= Beginning of Section =
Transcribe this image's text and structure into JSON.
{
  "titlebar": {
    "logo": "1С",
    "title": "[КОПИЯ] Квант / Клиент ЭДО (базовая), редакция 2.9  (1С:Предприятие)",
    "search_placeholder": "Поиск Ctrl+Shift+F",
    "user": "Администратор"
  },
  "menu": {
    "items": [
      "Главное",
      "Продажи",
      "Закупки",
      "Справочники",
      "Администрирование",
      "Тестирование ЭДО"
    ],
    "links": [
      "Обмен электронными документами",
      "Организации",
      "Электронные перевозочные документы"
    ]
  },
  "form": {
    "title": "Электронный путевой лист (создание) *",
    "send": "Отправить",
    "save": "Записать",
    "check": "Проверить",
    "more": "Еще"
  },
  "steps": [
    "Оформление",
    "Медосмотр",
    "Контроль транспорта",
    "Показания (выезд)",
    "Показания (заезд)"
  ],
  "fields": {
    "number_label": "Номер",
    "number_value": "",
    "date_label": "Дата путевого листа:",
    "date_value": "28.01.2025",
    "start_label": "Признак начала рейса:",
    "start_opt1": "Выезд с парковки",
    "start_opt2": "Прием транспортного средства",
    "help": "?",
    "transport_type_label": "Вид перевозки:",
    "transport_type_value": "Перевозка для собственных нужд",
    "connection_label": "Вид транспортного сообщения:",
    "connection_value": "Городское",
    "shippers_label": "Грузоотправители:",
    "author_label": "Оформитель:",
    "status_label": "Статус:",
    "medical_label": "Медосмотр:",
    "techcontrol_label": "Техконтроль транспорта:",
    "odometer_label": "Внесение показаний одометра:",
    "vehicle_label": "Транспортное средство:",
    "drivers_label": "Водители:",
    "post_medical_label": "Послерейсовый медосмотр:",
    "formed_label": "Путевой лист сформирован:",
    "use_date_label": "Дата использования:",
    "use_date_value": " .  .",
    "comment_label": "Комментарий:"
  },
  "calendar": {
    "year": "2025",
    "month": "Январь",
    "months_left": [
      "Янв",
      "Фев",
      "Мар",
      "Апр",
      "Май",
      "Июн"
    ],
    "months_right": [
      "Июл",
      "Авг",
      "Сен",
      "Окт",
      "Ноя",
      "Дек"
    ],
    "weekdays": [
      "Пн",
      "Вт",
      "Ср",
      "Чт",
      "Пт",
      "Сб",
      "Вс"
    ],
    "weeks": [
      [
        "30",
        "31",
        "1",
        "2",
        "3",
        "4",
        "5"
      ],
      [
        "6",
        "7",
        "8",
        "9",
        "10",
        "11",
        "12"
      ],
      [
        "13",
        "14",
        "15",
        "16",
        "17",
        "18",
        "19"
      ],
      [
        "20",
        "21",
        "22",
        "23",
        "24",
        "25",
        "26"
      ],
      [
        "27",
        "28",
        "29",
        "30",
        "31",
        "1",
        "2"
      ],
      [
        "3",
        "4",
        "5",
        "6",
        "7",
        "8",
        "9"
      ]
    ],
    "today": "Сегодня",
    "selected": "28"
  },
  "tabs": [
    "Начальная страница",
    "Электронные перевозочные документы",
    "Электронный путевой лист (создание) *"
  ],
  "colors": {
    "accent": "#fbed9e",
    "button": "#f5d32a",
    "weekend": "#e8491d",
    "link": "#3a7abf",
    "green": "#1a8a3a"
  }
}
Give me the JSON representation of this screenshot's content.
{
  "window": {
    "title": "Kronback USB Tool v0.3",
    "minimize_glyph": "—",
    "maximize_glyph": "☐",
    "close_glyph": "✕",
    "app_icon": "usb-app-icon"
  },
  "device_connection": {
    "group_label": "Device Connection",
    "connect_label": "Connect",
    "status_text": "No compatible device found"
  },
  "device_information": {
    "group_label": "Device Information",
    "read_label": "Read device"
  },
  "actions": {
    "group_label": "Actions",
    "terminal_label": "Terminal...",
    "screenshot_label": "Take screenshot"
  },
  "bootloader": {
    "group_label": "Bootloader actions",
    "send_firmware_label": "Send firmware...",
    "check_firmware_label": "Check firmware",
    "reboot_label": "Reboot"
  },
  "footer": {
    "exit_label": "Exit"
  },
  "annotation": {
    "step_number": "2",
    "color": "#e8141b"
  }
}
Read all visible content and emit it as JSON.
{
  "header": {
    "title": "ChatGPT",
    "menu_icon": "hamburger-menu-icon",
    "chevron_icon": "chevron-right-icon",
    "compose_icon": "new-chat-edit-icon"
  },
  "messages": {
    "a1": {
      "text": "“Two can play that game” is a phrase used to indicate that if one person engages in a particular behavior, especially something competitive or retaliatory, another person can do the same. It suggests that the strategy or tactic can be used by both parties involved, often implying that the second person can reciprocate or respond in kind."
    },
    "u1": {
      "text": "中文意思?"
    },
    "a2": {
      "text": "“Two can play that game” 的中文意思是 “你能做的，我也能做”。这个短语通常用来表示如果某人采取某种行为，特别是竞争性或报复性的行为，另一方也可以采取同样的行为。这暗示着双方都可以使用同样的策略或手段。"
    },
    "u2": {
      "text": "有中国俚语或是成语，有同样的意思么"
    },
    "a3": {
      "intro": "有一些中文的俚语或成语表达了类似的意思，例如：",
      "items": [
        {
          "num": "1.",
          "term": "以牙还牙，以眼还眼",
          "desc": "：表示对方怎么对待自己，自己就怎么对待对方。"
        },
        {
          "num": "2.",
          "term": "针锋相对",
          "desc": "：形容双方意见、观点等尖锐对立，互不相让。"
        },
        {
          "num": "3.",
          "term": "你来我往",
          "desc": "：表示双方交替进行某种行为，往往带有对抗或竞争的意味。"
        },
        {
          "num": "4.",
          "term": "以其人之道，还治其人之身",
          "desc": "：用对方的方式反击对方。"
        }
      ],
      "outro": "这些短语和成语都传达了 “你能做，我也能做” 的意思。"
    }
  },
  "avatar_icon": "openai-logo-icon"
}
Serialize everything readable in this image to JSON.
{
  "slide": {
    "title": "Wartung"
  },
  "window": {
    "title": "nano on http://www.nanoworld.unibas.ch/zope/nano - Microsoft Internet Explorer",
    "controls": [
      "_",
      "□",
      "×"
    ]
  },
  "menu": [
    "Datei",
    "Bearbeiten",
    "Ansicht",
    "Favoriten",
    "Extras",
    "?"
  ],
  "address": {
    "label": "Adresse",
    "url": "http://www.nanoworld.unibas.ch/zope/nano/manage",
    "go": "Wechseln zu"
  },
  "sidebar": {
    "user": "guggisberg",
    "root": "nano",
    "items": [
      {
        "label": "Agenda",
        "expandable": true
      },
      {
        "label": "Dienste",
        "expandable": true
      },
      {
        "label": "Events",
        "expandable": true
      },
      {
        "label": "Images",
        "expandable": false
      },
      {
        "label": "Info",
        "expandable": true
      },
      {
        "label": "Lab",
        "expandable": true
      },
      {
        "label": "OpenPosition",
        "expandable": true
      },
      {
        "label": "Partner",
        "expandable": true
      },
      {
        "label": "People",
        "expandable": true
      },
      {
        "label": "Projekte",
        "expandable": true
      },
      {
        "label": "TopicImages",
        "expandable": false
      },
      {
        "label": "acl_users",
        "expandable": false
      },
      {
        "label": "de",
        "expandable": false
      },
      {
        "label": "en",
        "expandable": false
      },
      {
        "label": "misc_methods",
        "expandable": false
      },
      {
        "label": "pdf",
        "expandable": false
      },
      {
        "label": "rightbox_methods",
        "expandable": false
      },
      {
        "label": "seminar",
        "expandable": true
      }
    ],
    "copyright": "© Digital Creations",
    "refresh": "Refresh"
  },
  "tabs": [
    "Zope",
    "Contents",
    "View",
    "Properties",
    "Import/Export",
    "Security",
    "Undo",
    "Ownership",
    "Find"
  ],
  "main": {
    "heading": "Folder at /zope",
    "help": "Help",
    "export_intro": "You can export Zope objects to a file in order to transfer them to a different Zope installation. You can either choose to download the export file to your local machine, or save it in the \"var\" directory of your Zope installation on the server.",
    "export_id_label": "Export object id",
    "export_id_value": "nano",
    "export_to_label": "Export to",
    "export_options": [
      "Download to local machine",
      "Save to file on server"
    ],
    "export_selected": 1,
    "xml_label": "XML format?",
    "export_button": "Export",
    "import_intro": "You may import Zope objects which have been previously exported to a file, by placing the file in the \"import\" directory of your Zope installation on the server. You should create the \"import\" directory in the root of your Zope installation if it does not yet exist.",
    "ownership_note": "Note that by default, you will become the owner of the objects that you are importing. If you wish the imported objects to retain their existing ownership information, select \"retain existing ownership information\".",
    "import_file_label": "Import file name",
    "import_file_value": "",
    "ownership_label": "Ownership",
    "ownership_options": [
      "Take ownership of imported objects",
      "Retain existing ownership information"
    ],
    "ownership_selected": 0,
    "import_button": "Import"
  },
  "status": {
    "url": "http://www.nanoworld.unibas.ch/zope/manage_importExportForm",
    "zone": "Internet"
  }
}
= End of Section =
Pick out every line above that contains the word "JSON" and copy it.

=== Response area ===
Transcribe this image's text and structure into JSON.
Give me the JSON representation of this screenshot's content.
Read all visible content and emit it as JSON.
Serialize everything readable in this image to JSON.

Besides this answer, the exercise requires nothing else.